Be exciting, even for the most avid shooter the same discipline can after sometime become tiring, for new young shooters, especially those not initiated into the community by cadet forces or scout groups, disciplines such as target rifle can seem rather stale. I am not saying that target rifle is, I initially started off as a prone target rifle shooter, but there does seem to be a general trend in young shooters to go for the more ‘exciting’ disciplines, with practical shotgun, mini-rifle and gallery rifle. I am not advocating the wholesale abandonment of one discipline for another, but if your range or club can accommodate for several disciplines then take them on, and where possible add even more to your clubs repertoire.
Make connections, it is easy enough for me to say make yourself more attractive as a club to younger shooters and make yourself more affordable within the confines of what your club can realistically manage, but, it is another thing actually bringing in these ‘young guns’. Some universities have shooting clubs that are well entrenched into uni life, some have their own guns, kit and ranges and many of these clubs have managed well on their own for decades. What is of concern to this article are fledgling university clubs, those that can only survive with the help of already established clubs. Range space is scarce in this country and setting up a live firing range is a difficult and costly activity in its own right, let alone trying to do this on a university budget and on university property. The remedy to this can be one of 2 routes; clubs can either rent their ranges out to university clubs that have gained Home Office approval (factoring cost of course) or set up a student membership, integrating the university club, whilst allowing it to maintain some autonomy. If possible try to set up an exclusive shooting session every so often for them.
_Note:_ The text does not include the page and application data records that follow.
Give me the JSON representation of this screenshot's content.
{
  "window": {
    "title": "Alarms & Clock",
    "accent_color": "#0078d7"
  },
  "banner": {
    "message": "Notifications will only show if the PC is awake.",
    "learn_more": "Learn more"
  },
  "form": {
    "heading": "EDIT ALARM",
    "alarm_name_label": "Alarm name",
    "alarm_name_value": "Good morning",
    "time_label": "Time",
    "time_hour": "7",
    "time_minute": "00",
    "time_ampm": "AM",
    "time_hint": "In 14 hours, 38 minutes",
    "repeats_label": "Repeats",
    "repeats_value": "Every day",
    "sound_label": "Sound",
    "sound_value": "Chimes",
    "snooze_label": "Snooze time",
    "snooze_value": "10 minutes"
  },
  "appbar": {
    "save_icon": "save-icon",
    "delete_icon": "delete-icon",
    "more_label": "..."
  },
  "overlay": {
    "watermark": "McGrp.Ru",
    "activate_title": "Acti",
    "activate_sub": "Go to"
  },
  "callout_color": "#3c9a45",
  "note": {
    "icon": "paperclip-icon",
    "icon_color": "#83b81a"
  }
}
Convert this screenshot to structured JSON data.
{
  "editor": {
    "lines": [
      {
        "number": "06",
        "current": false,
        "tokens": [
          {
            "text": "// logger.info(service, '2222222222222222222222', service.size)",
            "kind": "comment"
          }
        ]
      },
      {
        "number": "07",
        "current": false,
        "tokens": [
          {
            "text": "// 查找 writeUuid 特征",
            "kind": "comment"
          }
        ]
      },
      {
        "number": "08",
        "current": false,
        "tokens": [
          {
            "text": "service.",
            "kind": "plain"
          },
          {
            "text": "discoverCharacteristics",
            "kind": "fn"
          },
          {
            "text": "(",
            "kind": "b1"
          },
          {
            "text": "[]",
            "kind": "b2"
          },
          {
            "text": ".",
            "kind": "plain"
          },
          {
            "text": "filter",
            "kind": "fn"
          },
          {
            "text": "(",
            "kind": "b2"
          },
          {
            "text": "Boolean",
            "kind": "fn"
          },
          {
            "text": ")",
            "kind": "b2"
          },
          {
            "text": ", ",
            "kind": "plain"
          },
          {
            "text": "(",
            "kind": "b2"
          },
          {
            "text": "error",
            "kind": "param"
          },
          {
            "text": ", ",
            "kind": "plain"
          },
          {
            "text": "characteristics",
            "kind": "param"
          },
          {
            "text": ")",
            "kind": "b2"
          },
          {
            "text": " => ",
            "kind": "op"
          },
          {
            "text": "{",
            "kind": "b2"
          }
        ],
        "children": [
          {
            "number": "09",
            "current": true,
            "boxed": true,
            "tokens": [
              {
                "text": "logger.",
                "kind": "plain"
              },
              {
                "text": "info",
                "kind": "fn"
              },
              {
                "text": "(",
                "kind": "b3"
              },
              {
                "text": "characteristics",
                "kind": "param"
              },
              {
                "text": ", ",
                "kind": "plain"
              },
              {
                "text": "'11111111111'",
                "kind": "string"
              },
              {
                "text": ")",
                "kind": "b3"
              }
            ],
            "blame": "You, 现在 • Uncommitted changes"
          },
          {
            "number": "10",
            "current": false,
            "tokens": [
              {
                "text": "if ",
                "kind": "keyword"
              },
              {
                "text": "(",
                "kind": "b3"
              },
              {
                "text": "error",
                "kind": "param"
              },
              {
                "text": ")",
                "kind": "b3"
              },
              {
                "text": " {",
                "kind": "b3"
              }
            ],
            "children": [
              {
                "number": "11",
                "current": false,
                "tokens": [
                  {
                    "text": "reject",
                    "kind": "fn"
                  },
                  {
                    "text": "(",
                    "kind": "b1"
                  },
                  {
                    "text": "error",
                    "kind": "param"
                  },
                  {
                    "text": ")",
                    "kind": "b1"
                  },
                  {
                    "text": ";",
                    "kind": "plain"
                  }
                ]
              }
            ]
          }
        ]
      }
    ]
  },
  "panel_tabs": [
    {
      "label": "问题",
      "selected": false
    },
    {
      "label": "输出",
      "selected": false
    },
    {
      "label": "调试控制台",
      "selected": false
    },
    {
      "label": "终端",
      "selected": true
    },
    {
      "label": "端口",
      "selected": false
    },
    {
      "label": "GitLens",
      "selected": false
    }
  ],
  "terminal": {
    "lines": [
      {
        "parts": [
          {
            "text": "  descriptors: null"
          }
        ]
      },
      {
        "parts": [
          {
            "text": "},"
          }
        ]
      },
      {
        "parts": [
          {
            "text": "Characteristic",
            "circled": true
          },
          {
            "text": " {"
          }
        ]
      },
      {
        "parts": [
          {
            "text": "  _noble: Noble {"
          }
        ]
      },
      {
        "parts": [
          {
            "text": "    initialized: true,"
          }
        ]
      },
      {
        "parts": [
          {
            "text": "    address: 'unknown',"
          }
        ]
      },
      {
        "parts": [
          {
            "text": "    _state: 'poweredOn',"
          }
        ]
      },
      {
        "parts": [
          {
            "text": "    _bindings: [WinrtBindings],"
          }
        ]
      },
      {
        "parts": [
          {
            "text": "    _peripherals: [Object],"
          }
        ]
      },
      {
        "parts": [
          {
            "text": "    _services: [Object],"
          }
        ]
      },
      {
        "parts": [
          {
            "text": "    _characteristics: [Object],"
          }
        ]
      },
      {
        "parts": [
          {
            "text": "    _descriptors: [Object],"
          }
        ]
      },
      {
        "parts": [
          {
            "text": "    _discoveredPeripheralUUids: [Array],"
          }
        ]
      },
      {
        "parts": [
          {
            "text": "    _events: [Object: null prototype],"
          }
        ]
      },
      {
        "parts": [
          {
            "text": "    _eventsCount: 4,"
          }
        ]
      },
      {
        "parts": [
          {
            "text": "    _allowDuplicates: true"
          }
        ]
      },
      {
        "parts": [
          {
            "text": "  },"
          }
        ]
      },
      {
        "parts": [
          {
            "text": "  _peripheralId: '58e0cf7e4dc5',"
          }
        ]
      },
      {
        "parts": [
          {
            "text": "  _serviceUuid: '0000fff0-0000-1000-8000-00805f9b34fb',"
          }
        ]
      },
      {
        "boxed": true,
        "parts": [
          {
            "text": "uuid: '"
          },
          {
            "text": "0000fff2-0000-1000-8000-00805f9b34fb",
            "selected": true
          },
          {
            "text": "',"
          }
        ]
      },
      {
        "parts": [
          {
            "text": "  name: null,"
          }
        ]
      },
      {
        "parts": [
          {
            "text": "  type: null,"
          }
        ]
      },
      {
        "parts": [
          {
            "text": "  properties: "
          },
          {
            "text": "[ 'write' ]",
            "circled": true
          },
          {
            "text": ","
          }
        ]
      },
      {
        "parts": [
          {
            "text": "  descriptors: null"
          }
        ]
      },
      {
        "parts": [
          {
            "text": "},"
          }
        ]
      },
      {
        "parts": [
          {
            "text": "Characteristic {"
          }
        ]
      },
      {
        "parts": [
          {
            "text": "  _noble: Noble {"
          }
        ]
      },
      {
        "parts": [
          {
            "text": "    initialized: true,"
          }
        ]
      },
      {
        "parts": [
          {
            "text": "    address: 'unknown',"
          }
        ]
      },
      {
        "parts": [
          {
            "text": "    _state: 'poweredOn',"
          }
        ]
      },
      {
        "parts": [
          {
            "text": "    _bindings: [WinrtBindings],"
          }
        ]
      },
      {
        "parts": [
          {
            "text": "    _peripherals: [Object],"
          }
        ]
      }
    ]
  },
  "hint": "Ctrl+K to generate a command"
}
The latter is probably the easiest and most cost effective route to take for the university clubs, admittedly it will involve more work for the clubs, but this is the cost of a potentially large young membership. With all of this in mind if you have a new member who has joined as he has moved to your club as their university is nearby or if you’re a young shooter going to university think about setting up a club if there is not already one there.
There is also another body of young potential shooters who often go overlooked, cadet forces and scout groups, whose members will have some form of experience in the shooting and safe handling of firearms. This potential pool of new shooters is surprisingly untapped by most clubs, I know of a couple of clubs that do have a system in place with local cadet or scout groups but these clubs seem to be the exception rather than the rule. With this in mind, get in contact with local groups, many cadet forces and scout groups lack adequate range facilities and many may jump at the chance to get some more range time and training.
In conclusion, the ‘young guns’ are the shooting community’s future, without them we simply cannot survive, they are also a potentially vital source in our struggle to repeal the unjust restriction that have been foisted upon us. There is no doubt that the current crop of young shooters are active and will do what they can for their sports, we just need more of them. As previously stated, there is no expectation for clubs to go through a wholesale transformation process, but as the old cliché goes, ‘every little helps’ and one more young shooter who joins the sport brings with them many more potential shooters. Shooters who will learn the great lessons that shooting can teach, discipline, control and respect among others.